[Input data Boundary: Start]
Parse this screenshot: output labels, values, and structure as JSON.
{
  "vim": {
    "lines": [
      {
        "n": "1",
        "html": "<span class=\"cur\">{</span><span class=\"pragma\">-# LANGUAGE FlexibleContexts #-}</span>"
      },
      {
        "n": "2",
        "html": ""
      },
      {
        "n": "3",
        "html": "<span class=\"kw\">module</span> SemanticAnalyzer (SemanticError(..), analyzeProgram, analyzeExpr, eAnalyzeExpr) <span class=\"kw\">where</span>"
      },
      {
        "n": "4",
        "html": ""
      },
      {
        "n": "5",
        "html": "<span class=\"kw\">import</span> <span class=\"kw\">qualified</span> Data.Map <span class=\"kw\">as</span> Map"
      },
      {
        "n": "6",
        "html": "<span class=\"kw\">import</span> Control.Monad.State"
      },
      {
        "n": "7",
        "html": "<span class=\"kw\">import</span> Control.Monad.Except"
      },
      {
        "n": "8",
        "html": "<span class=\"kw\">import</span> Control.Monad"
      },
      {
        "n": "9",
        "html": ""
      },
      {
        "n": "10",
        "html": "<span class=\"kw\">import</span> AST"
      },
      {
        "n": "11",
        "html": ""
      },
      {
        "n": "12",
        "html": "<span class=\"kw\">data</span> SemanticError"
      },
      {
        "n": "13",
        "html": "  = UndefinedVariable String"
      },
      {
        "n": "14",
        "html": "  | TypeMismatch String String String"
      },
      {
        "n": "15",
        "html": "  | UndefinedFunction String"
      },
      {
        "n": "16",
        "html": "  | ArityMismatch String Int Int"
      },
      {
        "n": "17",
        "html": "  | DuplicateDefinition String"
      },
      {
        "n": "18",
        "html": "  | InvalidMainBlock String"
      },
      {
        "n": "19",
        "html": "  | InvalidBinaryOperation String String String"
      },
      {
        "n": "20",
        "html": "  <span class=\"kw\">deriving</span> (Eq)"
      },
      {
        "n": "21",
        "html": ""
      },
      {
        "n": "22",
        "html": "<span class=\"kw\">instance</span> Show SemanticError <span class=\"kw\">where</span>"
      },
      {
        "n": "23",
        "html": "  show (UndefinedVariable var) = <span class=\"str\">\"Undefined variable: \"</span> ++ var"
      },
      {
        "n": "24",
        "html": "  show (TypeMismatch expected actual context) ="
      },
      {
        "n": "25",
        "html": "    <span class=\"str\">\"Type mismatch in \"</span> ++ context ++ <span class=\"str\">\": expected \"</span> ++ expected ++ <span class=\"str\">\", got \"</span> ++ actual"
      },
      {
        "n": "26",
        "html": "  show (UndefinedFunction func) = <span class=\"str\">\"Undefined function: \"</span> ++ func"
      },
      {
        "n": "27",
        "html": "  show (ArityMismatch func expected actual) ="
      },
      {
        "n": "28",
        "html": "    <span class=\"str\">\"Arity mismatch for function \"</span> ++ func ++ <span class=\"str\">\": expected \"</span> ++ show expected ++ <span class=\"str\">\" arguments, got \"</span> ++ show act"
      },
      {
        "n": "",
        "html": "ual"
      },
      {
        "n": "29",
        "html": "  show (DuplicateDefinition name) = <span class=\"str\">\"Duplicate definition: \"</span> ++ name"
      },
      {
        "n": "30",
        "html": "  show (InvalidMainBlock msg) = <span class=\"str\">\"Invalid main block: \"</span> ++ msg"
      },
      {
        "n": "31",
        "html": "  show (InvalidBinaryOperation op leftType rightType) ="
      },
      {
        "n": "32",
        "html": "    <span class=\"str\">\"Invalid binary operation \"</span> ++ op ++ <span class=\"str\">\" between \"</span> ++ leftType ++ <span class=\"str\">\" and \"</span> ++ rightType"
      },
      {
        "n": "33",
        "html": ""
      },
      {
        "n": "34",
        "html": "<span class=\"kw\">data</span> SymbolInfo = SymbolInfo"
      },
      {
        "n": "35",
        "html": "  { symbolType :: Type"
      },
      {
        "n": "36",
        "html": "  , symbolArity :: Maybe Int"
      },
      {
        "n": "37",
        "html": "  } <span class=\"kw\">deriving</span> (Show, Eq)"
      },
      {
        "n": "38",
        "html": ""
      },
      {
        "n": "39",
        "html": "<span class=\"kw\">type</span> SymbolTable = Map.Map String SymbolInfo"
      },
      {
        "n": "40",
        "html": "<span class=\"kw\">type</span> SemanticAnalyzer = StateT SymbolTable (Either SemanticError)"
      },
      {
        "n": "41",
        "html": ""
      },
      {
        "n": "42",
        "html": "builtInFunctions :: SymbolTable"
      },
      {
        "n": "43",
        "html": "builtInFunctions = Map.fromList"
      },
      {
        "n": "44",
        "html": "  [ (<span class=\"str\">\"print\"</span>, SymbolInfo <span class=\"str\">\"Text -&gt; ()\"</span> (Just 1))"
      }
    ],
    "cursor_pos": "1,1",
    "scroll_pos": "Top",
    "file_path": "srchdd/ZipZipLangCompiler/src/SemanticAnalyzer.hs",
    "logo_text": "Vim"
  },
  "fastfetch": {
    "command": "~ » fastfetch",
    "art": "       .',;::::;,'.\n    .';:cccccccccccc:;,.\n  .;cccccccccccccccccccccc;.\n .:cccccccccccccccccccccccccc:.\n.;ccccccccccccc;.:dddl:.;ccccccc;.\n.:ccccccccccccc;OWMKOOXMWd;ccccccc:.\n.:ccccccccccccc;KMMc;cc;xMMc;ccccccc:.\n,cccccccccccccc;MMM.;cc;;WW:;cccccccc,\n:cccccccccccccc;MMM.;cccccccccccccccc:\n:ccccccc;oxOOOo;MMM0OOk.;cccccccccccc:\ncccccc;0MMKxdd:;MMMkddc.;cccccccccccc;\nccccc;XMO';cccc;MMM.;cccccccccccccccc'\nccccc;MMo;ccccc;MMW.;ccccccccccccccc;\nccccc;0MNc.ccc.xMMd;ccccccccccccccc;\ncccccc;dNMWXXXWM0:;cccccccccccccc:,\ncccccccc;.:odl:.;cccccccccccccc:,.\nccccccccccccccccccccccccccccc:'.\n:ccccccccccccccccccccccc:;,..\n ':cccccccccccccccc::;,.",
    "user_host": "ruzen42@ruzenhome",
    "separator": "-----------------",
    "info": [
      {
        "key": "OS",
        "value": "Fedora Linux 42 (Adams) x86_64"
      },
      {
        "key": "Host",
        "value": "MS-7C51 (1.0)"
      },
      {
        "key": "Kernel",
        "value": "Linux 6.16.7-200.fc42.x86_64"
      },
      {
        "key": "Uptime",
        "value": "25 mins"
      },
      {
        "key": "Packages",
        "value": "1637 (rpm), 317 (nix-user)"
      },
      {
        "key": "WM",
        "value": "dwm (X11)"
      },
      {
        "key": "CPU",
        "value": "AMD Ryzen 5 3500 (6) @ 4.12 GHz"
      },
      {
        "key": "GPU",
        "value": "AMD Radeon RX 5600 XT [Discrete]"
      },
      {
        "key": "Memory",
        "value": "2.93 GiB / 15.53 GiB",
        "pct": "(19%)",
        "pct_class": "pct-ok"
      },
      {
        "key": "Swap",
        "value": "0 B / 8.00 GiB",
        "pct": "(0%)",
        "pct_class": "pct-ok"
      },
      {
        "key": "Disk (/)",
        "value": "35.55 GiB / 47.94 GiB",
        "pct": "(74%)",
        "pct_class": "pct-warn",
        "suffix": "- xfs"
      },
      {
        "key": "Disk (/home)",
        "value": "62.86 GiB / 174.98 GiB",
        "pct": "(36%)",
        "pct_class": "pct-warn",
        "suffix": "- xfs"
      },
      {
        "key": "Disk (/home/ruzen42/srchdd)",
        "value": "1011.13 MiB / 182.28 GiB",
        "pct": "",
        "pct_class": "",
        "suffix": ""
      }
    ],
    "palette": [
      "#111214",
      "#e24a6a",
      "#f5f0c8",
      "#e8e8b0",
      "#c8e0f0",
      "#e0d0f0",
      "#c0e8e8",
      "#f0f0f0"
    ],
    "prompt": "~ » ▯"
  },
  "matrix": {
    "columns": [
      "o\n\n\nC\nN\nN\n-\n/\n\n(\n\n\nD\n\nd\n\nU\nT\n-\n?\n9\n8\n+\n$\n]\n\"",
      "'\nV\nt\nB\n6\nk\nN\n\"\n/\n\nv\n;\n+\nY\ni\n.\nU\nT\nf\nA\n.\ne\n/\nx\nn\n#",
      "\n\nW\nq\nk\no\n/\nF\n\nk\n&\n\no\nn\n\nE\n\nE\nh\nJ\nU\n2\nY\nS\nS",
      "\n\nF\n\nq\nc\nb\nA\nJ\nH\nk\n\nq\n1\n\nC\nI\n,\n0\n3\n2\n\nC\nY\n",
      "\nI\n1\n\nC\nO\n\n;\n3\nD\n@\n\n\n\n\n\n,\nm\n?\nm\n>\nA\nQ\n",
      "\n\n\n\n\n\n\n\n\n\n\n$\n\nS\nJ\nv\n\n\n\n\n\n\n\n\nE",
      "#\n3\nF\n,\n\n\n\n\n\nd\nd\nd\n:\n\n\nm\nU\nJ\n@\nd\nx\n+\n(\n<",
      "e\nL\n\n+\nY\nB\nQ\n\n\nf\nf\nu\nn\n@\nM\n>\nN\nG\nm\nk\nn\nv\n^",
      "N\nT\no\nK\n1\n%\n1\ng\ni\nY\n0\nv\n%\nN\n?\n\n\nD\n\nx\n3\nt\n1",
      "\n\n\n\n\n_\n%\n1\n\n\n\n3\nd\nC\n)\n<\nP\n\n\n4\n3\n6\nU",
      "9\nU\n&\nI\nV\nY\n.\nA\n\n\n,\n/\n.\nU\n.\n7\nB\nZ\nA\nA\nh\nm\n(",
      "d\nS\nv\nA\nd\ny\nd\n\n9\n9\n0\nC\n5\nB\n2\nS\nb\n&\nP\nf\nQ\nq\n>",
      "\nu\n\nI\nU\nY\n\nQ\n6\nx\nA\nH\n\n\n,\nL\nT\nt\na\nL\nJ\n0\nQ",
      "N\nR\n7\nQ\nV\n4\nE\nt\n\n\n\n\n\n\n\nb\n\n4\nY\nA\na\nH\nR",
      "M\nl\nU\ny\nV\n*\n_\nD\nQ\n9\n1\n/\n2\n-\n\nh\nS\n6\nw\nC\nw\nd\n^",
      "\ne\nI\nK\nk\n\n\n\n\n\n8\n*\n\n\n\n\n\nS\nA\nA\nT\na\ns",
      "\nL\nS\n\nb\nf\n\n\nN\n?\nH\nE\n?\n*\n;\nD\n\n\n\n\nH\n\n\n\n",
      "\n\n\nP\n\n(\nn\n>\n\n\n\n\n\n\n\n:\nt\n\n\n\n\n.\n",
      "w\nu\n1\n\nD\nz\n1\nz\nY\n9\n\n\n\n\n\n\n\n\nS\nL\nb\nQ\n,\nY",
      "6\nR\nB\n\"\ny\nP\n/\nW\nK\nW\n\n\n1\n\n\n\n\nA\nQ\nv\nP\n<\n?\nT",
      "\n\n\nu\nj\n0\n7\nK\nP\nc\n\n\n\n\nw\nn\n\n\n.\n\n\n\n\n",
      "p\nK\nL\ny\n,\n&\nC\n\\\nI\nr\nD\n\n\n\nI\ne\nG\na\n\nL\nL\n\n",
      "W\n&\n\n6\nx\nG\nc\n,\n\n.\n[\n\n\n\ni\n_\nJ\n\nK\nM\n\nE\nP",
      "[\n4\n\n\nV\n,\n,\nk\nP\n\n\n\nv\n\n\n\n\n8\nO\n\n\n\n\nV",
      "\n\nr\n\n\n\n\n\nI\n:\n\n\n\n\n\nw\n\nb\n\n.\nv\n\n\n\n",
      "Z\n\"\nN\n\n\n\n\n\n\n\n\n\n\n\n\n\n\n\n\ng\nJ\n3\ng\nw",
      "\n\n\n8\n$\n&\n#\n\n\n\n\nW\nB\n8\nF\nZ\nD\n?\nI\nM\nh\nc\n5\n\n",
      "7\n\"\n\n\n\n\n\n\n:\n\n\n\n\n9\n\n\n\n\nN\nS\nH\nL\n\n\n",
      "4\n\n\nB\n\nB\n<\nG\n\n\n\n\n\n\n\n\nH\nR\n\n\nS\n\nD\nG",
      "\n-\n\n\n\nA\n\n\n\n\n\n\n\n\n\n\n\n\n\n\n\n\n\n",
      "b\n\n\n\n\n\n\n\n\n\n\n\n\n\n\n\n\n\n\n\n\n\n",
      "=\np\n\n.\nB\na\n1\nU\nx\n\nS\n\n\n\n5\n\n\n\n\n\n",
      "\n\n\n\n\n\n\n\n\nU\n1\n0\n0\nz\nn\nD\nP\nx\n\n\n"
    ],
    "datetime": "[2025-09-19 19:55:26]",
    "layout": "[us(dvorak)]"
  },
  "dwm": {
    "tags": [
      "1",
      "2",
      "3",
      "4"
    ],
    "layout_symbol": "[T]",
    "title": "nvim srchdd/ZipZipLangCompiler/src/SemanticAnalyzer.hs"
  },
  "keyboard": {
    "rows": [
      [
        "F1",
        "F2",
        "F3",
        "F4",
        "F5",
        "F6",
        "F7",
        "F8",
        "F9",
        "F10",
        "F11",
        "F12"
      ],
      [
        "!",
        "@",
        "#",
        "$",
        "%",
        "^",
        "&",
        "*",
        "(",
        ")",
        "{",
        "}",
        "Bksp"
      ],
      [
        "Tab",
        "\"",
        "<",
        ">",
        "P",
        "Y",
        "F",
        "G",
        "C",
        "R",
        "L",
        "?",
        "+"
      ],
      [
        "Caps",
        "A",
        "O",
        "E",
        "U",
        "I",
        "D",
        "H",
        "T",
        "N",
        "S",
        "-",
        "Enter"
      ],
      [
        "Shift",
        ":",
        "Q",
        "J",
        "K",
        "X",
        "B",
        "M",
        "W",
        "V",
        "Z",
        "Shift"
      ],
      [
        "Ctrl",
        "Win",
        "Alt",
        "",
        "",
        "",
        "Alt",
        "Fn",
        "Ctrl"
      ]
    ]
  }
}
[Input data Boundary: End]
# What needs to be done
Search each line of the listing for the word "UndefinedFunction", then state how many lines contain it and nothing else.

# Solution to this task
2